━━━ Extracted information

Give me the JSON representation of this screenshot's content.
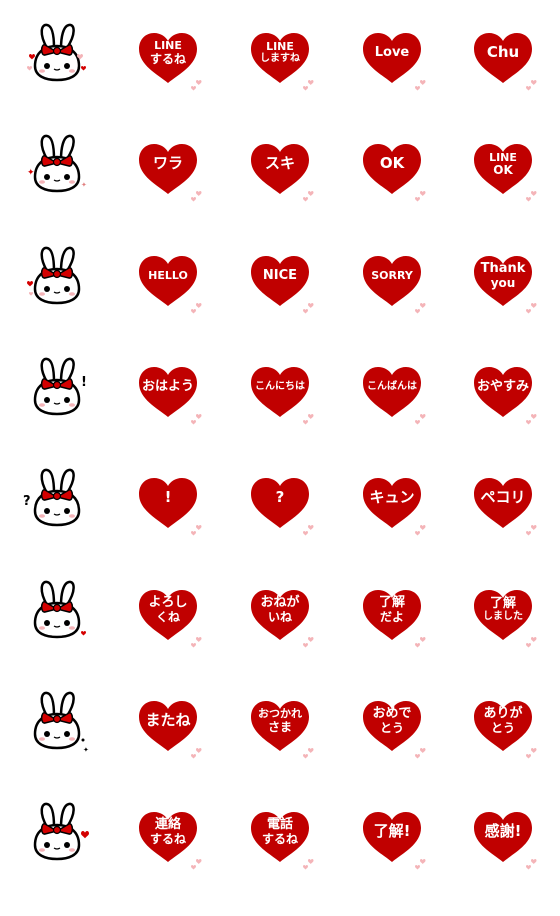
{
  "colors": {
    "heart": "#c00000",
    "pink": "#f4b4b8",
    "ribbon": "#d40000",
    "outline": "#000000"
  },
  "rows": [
    {
      "rabbit_accent": "hearts",
      "stickers": [
        {
          "line1": "LINE",
          "line2": "するね"
        },
        {
          "line1": "LINE",
          "line2": "しますね"
        },
        {
          "line1": "Love"
        },
        {
          "line1": "Chu"
        }
      ]
    },
    {
      "rabbit_accent": "sparkles",
      "stickers": [
        {
          "line1": "ワラ"
        },
        {
          "line1": "スキ"
        },
        {
          "line1": "OK"
        },
        {
          "line1": "LINE",
          "line2": "OK"
        }
      ]
    },
    {
      "rabbit_accent": "heart",
      "stickers": [
        {
          "line1": "HELLO"
        },
        {
          "line1": "NICE"
        },
        {
          "line1": "SORRY"
        },
        {
          "line1": "Thank",
          "line2": "you"
        }
      ]
    },
    {
      "rabbit_accent": "exclamation",
      "stickers": [
        {
          "line1": "おはよう"
        },
        {
          "line1": "こんにちは"
        },
        {
          "line1": "こんばんは"
        },
        {
          "line1": "おやすみ"
        }
      ]
    },
    {
      "rabbit_accent": "question",
      "stickers": [
        {
          "line1": "!"
        },
        {
          "line1": "?"
        },
        {
          "line1": "キュン"
        },
        {
          "line1": "ペコリ"
        }
      ]
    },
    {
      "rabbit_accent": "heart-small",
      "stickers": [
        {
          "line1": "よろし",
          "line2": "くね"
        },
        {
          "line1": "おねが",
          "line2": "いね"
        },
        {
          "line1": "了解",
          "line2": "だよ"
        },
        {
          "line1": "了解",
          "line2": "しました"
        }
      ]
    },
    {
      "rabbit_accent": "dots",
      "stickers": [
        {
          "line1": "またね"
        },
        {
          "line1": "おつかれ",
          "line2": "さま"
        },
        {
          "line1": "おめで",
          "line2": "とう"
        },
        {
          "line1": "ありが",
          "line2": "とう"
        }
      ]
    },
    {
      "rabbit_accent": "heart-red",
      "stickers": [
        {
          "line1": "連絡",
          "line2": "するね"
        },
        {
          "line1": "電話",
          "line2": "するね"
        },
        {
          "line1": "了解!"
        },
        {
          "line1": "感謝!"
        }
      ]
    }
  ]
}
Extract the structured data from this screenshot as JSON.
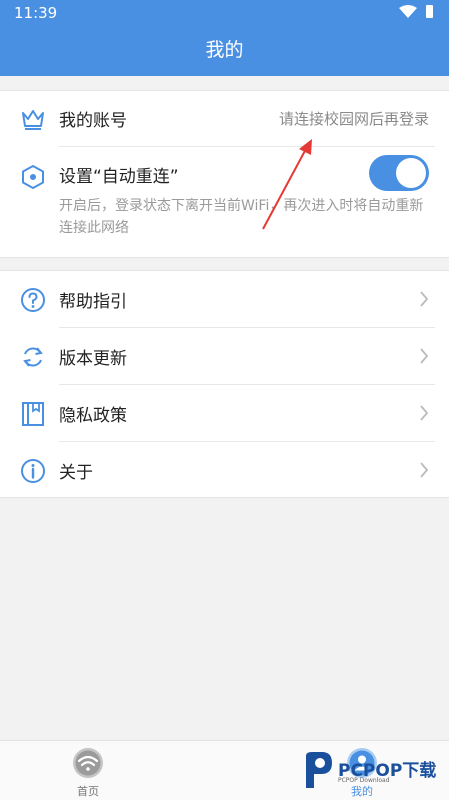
{
  "status_bar": {
    "time": "11:39"
  },
  "header": {
    "title": "我的"
  },
  "account": {
    "label": "我的账号",
    "value": "请连接校园网后再登录"
  },
  "reconnect": {
    "label": "设置“自动重连”",
    "toggle_on": true,
    "description": "开启后，登录状态下离开当前WiFi，再次进入时将自动重新连接此网络"
  },
  "menu": [
    {
      "label": "帮助指引",
      "icon": "help-icon"
    },
    {
      "label": "版本更新",
      "icon": "refresh-icon"
    },
    {
      "label": "隐私政策",
      "icon": "book-icon"
    },
    {
      "label": "关于",
      "icon": "info-icon"
    }
  ],
  "tabs": {
    "home": {
      "label": "首页",
      "icon": "wifi-icon"
    },
    "mine": {
      "label": "我的",
      "icon": "user-icon"
    }
  },
  "watermark": {
    "text": "PCPOP下载",
    "sub": "PCPOP Download"
  },
  "colors": {
    "primary": "#4a90e2",
    "background": "#f2f2f2",
    "annotation_arrow": "#e53935"
  }
}
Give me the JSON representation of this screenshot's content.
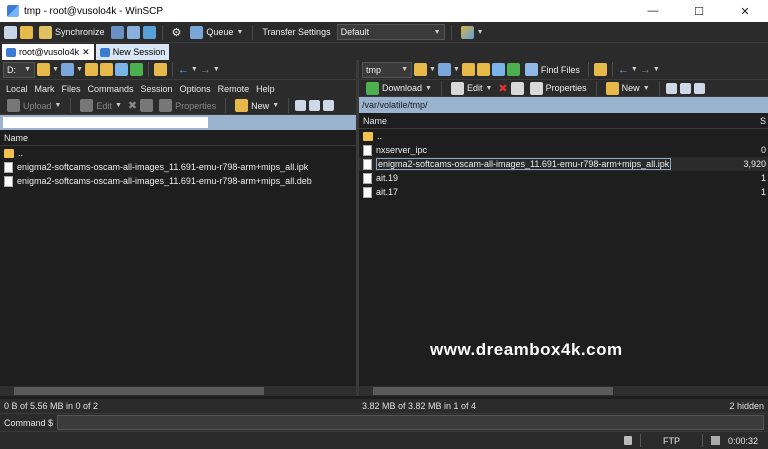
{
  "window": {
    "title": "tmp - root@vusolo4k - WinSCP"
  },
  "toolbar": {
    "synchronize": "Synchronize",
    "queue": "Queue",
    "transfer_settings_label": "Transfer Settings",
    "transfer_settings_value": "Default"
  },
  "tabs": [
    {
      "label": "root@vusolo4k"
    },
    {
      "label": "New Session"
    }
  ],
  "left": {
    "drive": "D:",
    "menu": [
      "Local",
      "Mark",
      "Files",
      "Commands",
      "Session",
      "Options",
      "Remote",
      "Help"
    ],
    "upload": "Upload",
    "edit": "Edit",
    "properties": "Properties",
    "new": "New",
    "col_name": "Name",
    "files": [
      {
        "name": ".."
      },
      {
        "name": "enigma2-softcams-oscam-all-images_11.691-emu-r798-arm+mips_all.ipk"
      },
      {
        "name": "enigma2-softcams-oscam-all-images_11.691-emu-r798-arm+mips_all.deb"
      }
    ],
    "status": "0 B of 5.56 MB in 0 of 2"
  },
  "right": {
    "drive": "tmp",
    "find_files": "Find Files",
    "download": "Download",
    "edit": "Edit",
    "properties": "Properties",
    "new": "New",
    "path": "/var/volatile/tmp/",
    "col_name": "Name",
    "col_size": "S",
    "files": [
      {
        "name": "..",
        "size": ""
      },
      {
        "name": "nxserver_ipc",
        "size": "0"
      },
      {
        "name": "enigma2-softcams-oscam-all-images_11.691-emu-r798-arm+mips_all.ipk",
        "size": "3,920"
      },
      {
        "name": "ait.19",
        "size": "1"
      },
      {
        "name": "ait.17",
        "size": "1"
      }
    ],
    "status": "3.82 MB of 3.82 MB in 1 of 4",
    "hidden": "2 hidden"
  },
  "command": {
    "label": "Command $"
  },
  "bottom": {
    "protocol": "FTP",
    "timer": "0:00:32"
  },
  "watermark": "www.dreambox4k.com"
}
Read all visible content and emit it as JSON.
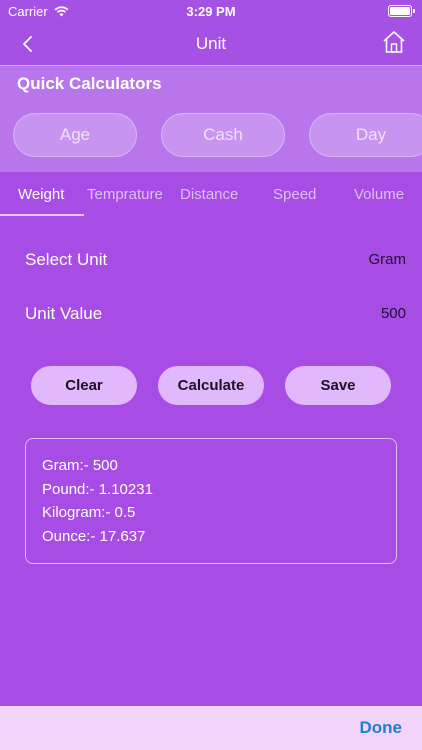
{
  "status_bar": {
    "carrier": "Carrier",
    "time": "3:29 PM"
  },
  "nav": {
    "title": "Unit",
    "back_icon": "chevron-left-icon",
    "home_icon": "home-icon"
  },
  "quick": {
    "title": "Quick Calculators",
    "buttons": [
      "Age",
      "Cash",
      "Day"
    ]
  },
  "tabs": {
    "items": [
      "Weight",
      "Temprature",
      "Distance",
      "Speed",
      "Volume"
    ],
    "active": "Weight"
  },
  "form": {
    "select_unit_label": "Select Unit",
    "select_unit_value": "Gram",
    "unit_value_label": "Unit Value",
    "unit_value_value": "500"
  },
  "actions": {
    "clear": "Clear",
    "calculate": "Calculate",
    "save": "Save"
  },
  "results": [
    "Gram:- 500",
    "Pound:- 1.10231",
    "Kilogram:- 0.5",
    "Ounce:- 17.637"
  ],
  "toolbar": {
    "done": "Done"
  },
  "colors": {
    "background": "#a84ce6",
    "button": "#e1b8fb",
    "done": "#1f7ed6"
  }
}
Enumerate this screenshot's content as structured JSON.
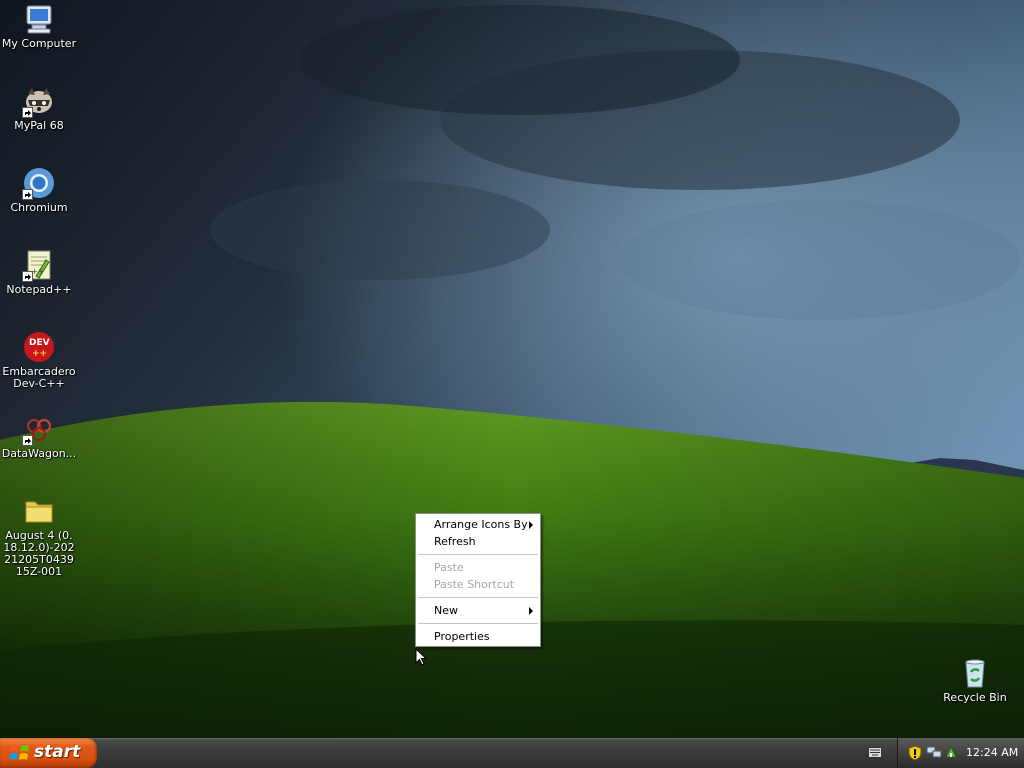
{
  "desktop": {
    "icons": [
      {
        "label": "My Computer",
        "icon": "my-computer-icon",
        "shortcut": false
      },
      {
        "label": "MyPal 68",
        "icon": "mypal-icon",
        "shortcut": true
      },
      {
        "label": "Chromium",
        "icon": "chromium-icon",
        "shortcut": true
      },
      {
        "label": "Notepad++",
        "icon": "notepadpp-icon",
        "shortcut": true
      },
      {
        "label": "Embarcadero Dev-C++",
        "icon": "devcpp-icon",
        "shortcut": false
      },
      {
        "label": "DataWagon...",
        "icon": "datawagon-icon",
        "shortcut": true
      },
      {
        "label": "August 4 (0.18.12.0)-20221205T043915Z-001",
        "icon": "folder-icon",
        "shortcut": false
      }
    ],
    "recycle_bin": {
      "label": "Recycle Bin",
      "icon": "recycle-bin-icon"
    }
  },
  "context_menu": {
    "items": [
      {
        "label": "Arrange Icons By",
        "enabled": true,
        "submenu": true
      },
      {
        "label": "Refresh",
        "enabled": true,
        "submenu": false
      },
      {
        "label": "Paste",
        "enabled": false,
        "submenu": false
      },
      {
        "label": "Paste Shortcut",
        "enabled": false,
        "submenu": false
      },
      {
        "label": "New",
        "enabled": true,
        "submenu": true
      },
      {
        "label": "Properties",
        "enabled": true,
        "submenu": false
      }
    ]
  },
  "taskbar": {
    "start_label": "start",
    "clock": "12:24 AM",
    "tray_icons": [
      "security-shield-icon",
      "network-icon",
      "safely-remove-icon"
    ],
    "keyboard_icon": "keyboard-icon"
  },
  "colors": {
    "start_button": "#d8500f",
    "taskbar": "#3a3a3a",
    "menu_disabled_text": "#a7a6aa"
  }
}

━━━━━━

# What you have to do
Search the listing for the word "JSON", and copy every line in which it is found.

# Your solution
Give me the JSON representation of this screenshot's content.
Extract the structured data from this screenshot as JSON.
Give me the JSON representation of this screenshot's content.
Read all visible content and emit it as JSON.
Enumerate this screenshot's content as structured JSON.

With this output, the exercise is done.